### Problem to work on
In the data below, find every line that has the string "rules", and copy it.

* * * * *

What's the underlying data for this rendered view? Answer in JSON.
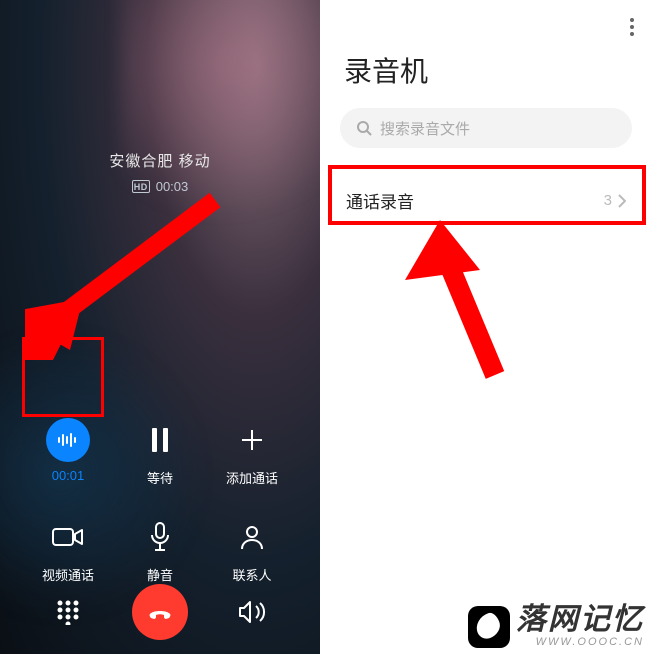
{
  "call": {
    "location": "安徽合肥 移动",
    "hd_badge": "HD",
    "duration": "00:03"
  },
  "controls": {
    "record": {
      "timer": "00:01"
    },
    "hold": {
      "label": "等待"
    },
    "add": {
      "label": "添加通话"
    },
    "video": {
      "label": "视频通话"
    },
    "mute": {
      "label": "静音"
    },
    "contacts": {
      "label": "联系人"
    }
  },
  "recorder": {
    "title": "录音机",
    "search_placeholder": "搜索录音文件",
    "item_label": "通话录音",
    "item_count": "3"
  },
  "watermark": {
    "main": "落网记忆",
    "sub": "WWW.OOOC.CN"
  }
}
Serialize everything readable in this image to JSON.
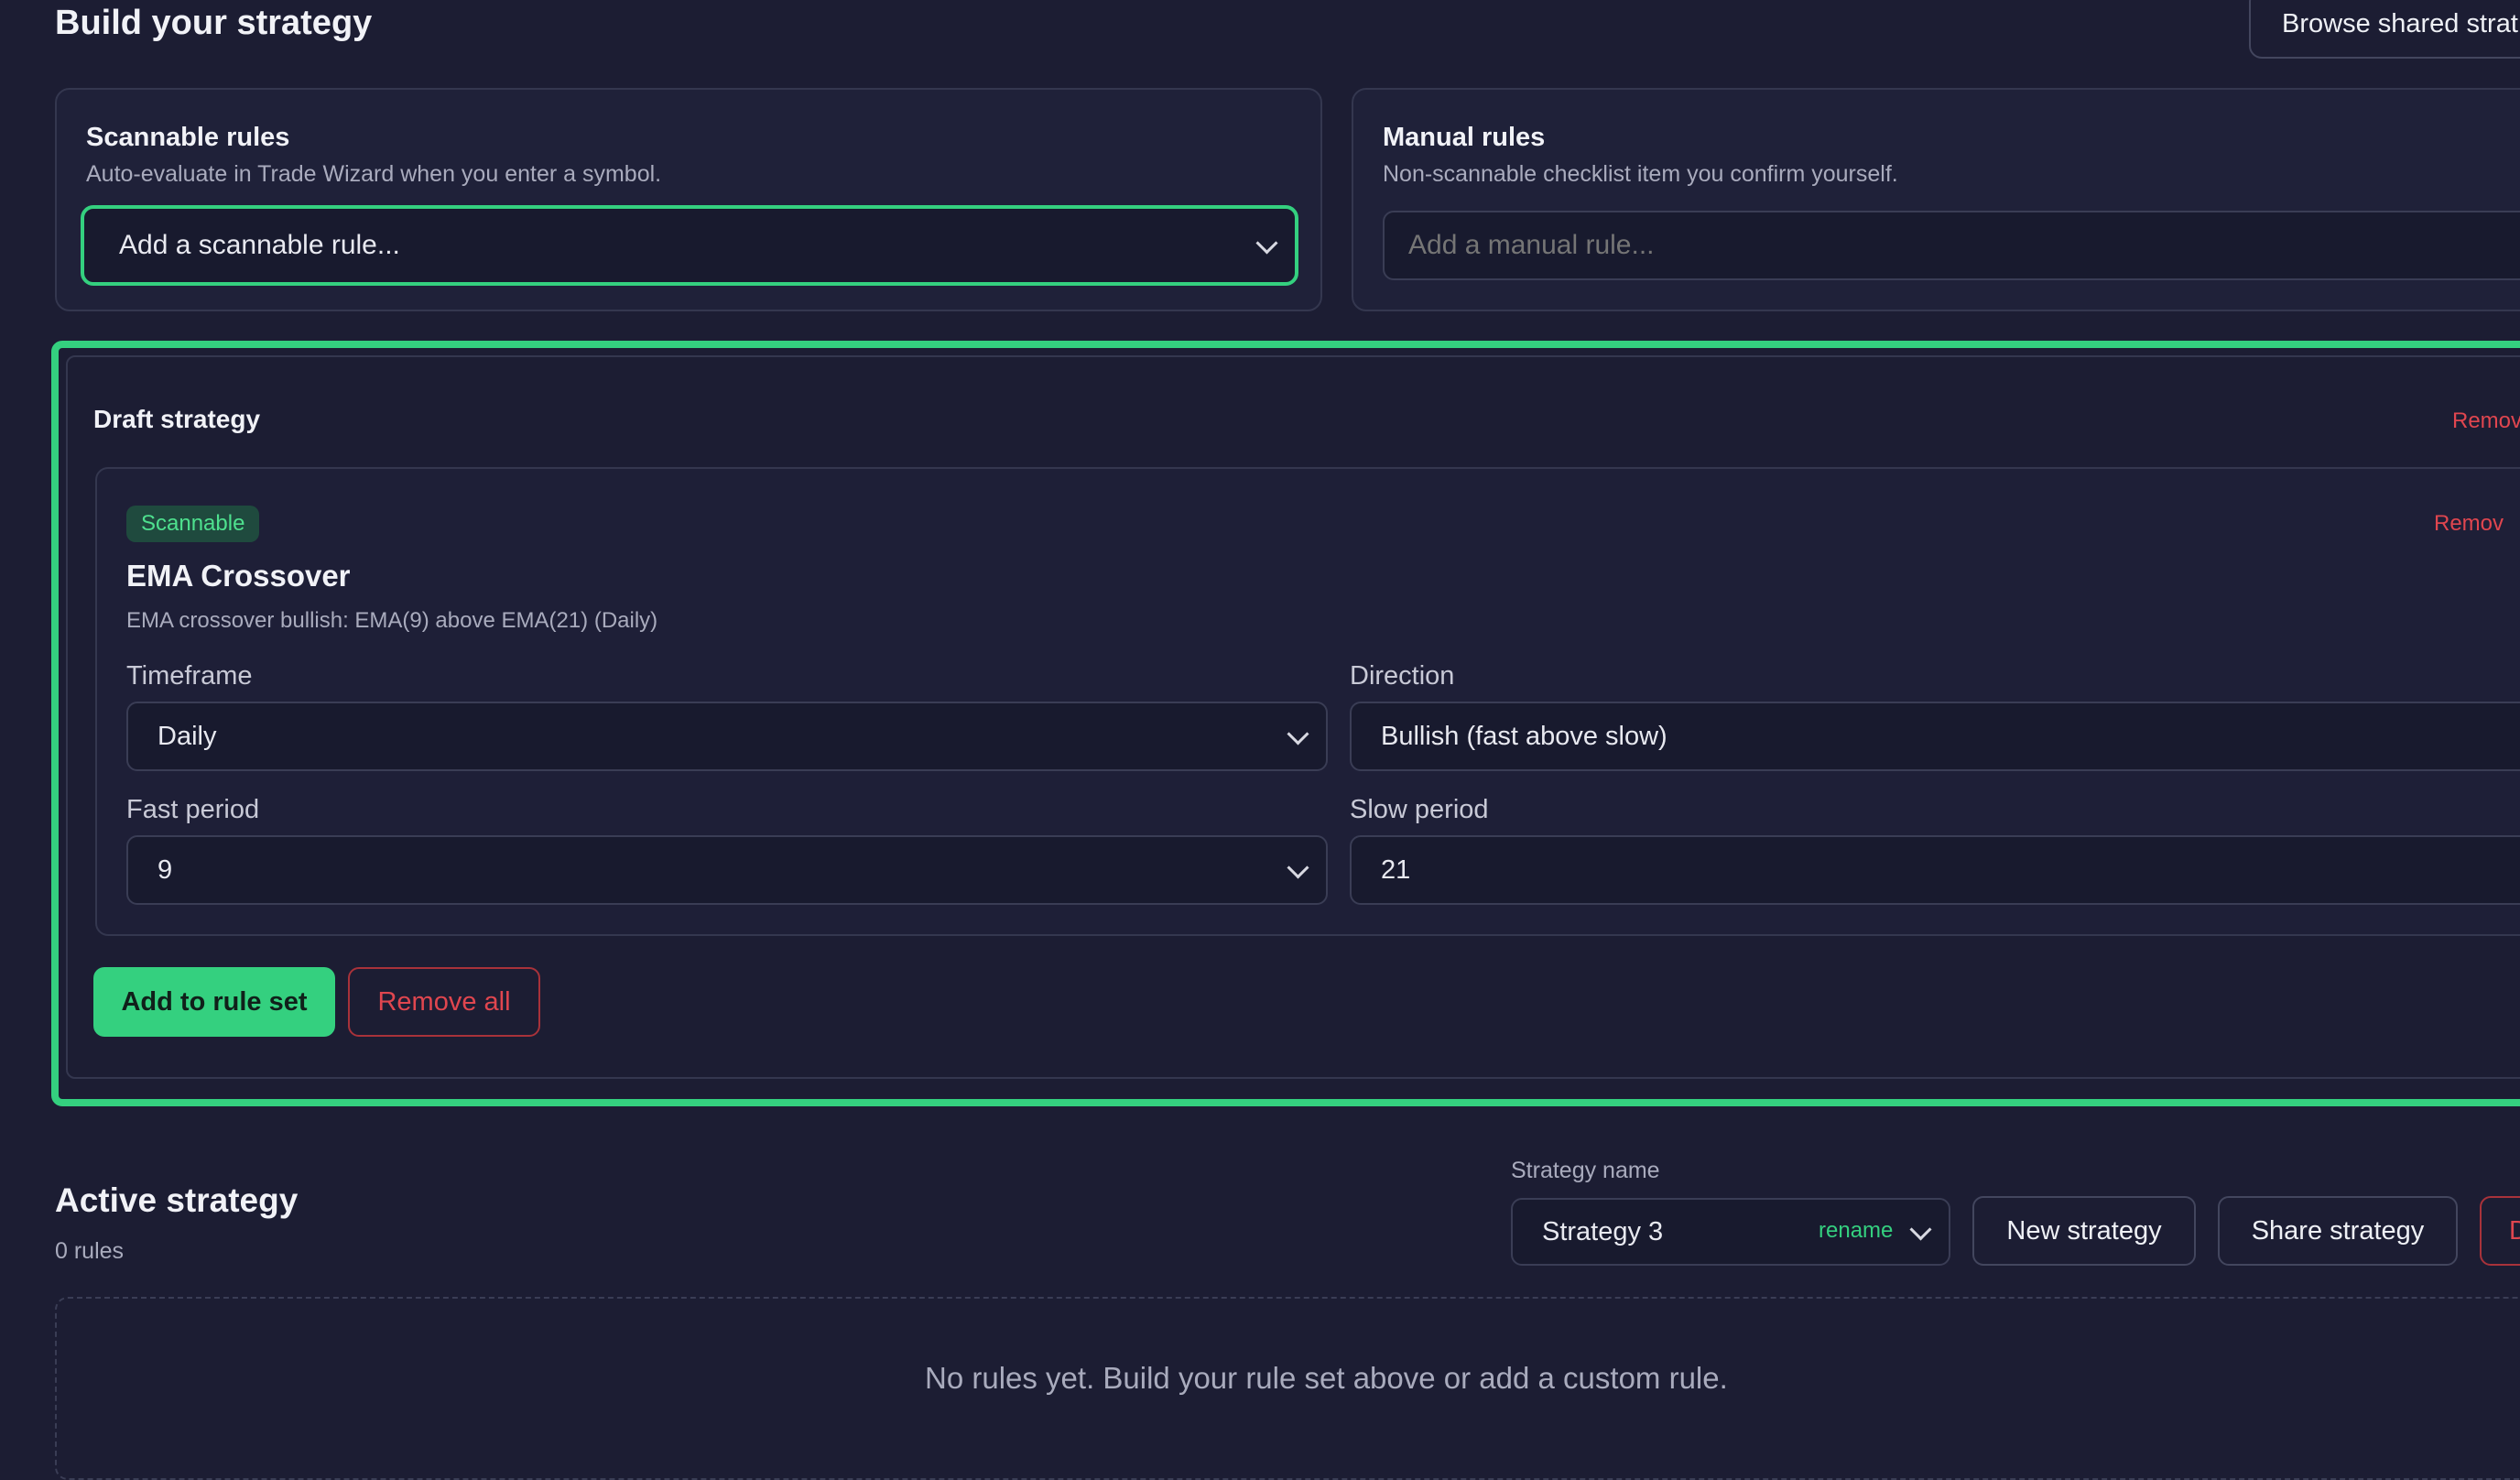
{
  "header": {
    "title": "Build your strategy",
    "browse_button": "Browse shared strat"
  },
  "scannable": {
    "title": "Scannable rules",
    "subtitle": "Auto-evaluate in Trade Wizard when you enter a symbol.",
    "select_value": "Add a scannable rule..."
  },
  "manual": {
    "title": "Manual rules",
    "subtitle": "Non-scannable checklist item you confirm yourself.",
    "placeholder": "Add a manual rule..."
  },
  "draft": {
    "title": "Draft strategy",
    "remove_label": "Remov",
    "rule": {
      "badge": "Scannable",
      "name": "EMA Crossover",
      "description": "EMA crossover bullish: EMA(9) above EMA(21) (Daily)",
      "remove_label": "Remov",
      "fields": {
        "timeframe_label": "Timeframe",
        "timeframe_value": "Daily",
        "direction_label": "Direction",
        "direction_value": "Bullish (fast above slow)",
        "fast_label": "Fast period",
        "fast_value": "9",
        "slow_label": "Slow period",
        "slow_value": "21"
      }
    },
    "add_button": "Add to rule set",
    "remove_all_button": "Remove all"
  },
  "active": {
    "title": "Active strategy",
    "count": "0 rules",
    "name_label": "Strategy name",
    "name_value": "Strategy 3",
    "rename_label": "rename",
    "new_button": "New strategy",
    "share_button": "Share strategy",
    "delete_button_fragment": "D",
    "empty_message": "No rules yet. Build your rule set above or add a custom rule."
  },
  "colors": {
    "accent": "#34d07f",
    "danger": "#e0464f",
    "background": "#1c1d33"
  }
}
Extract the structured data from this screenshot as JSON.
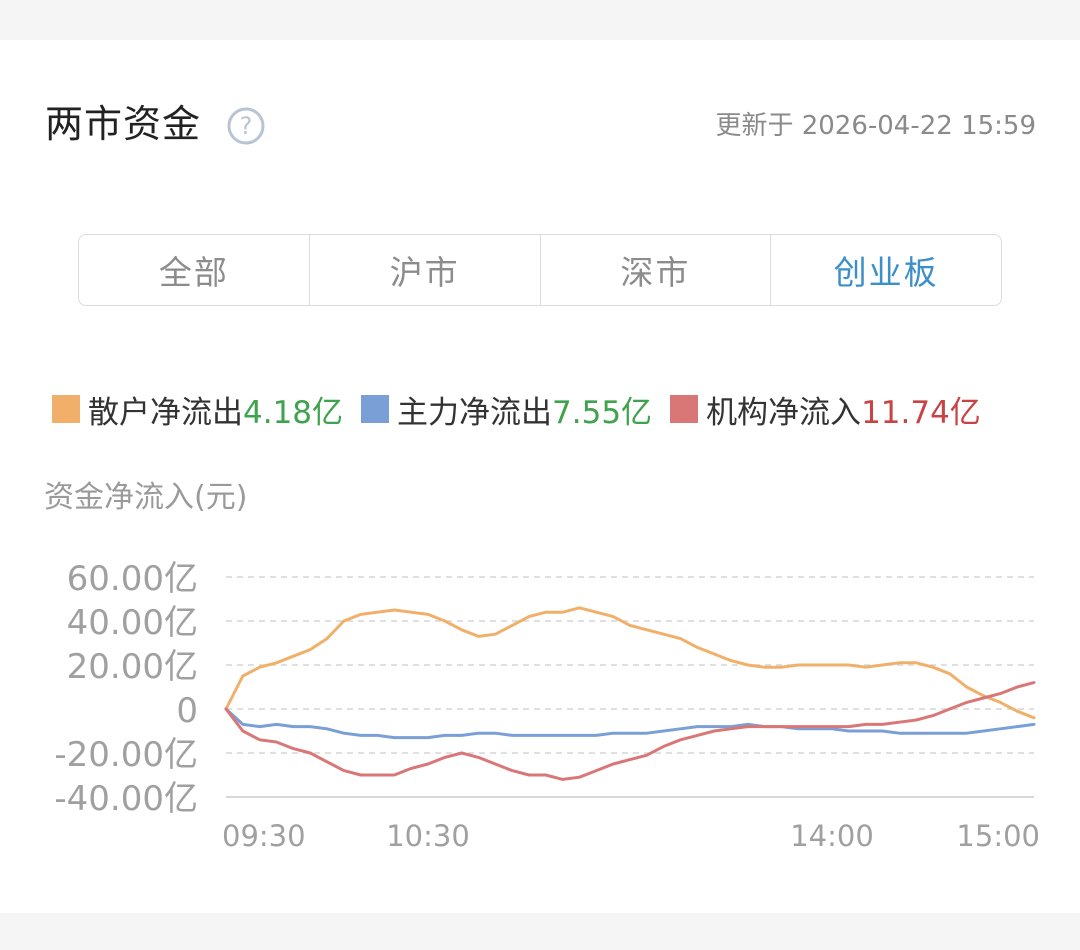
{
  "header": {
    "title": "两市资金",
    "update_text": "更新于 2026-04-22 15:59"
  },
  "tabs": [
    {
      "label": "全部",
      "active": false
    },
    {
      "label": "沪市",
      "active": false
    },
    {
      "label": "深市",
      "active": false
    },
    {
      "label": "创业板",
      "active": true
    }
  ],
  "legend": [
    {
      "label": "散户净流出",
      "value": "4.18亿",
      "swatch_color": "#f0b06a",
      "value_color": "#3fa34d"
    },
    {
      "label": "主力净流出",
      "value": "7.55亿",
      "swatch_color": "#7a9fd6",
      "value_color": "#3fa34d"
    },
    {
      "label": "机构净流入",
      "value": "11.74亿",
      "swatch_color": "#d97777",
      "value_color": "#c84444"
    }
  ],
  "colors": {
    "accent": "#3d8fc7",
    "outflow_green": "#3fa34d",
    "inflow_red": "#c84444"
  },
  "chart_data": {
    "type": "line",
    "ylabel": "资金净流入(元)",
    "ylim": [
      -40,
      60
    ],
    "y_ticks": [
      "60.00亿",
      "40.00亿",
      "20.00亿",
      "0",
      "-20.00亿",
      "-40.00亿"
    ],
    "y_tick_values": [
      60,
      40,
      20,
      0,
      -20,
      -40
    ],
    "x_ticks": [
      "09:30",
      "10:30",
      "14:00",
      "15:00"
    ],
    "x_tick_indices": [
      0,
      12,
      36,
      48
    ],
    "x_count": 49,
    "grid": true,
    "series": [
      {
        "name": "散户净流出",
        "color": "#f0b06a",
        "values": [
          0,
          15,
          19,
          21,
          24,
          27,
          32,
          40,
          43,
          44,
          45,
          44,
          43,
          40,
          36,
          33,
          34,
          38,
          42,
          44,
          44,
          46,
          44,
          42,
          38,
          36,
          34,
          32,
          28,
          25,
          22,
          20,
          19,
          19,
          20,
          20,
          20,
          20,
          19,
          20,
          21,
          21,
          19,
          16,
          10,
          6,
          3,
          -1,
          -4
        ]
      },
      {
        "name": "主力净流出",
        "color": "#7a9fd6",
        "values": [
          0,
          -7,
          -8,
          -7,
          -8,
          -8,
          -9,
          -11,
          -12,
          -12,
          -13,
          -13,
          -13,
          -12,
          -12,
          -11,
          -11,
          -12,
          -12,
          -12,
          -12,
          -12,
          -12,
          -11,
          -11,
          -11,
          -10,
          -9,
          -8,
          -8,
          -8,
          -7,
          -8,
          -8,
          -9,
          -9,
          -9,
          -10,
          -10,
          -10,
          -11,
          -11,
          -11,
          -11,
          -11,
          -10,
          -9,
          -8,
          -7
        ]
      },
      {
        "name": "机构净流入",
        "color": "#d97777",
        "values": [
          0,
          -10,
          -14,
          -15,
          -18,
          -20,
          -24,
          -28,
          -30,
          -30,
          -30,
          -27,
          -25,
          -22,
          -20,
          -22,
          -25,
          -28,
          -30,
          -30,
          -32,
          -31,
          -28,
          -25,
          -23,
          -21,
          -17,
          -14,
          -12,
          -10,
          -9,
          -8,
          -8,
          -8,
          -8,
          -8,
          -8,
          -8,
          -7,
          -7,
          -6,
          -5,
          -3,
          0,
          3,
          5,
          7,
          10,
          12
        ]
      }
    ]
  }
}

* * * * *

### Completed task
    "title": "Scannable rules",
    "title": "Manual rules",
    "count": "0 rules",
    "empty_message": "No rules yet. Build your rule set above or add a custom rule."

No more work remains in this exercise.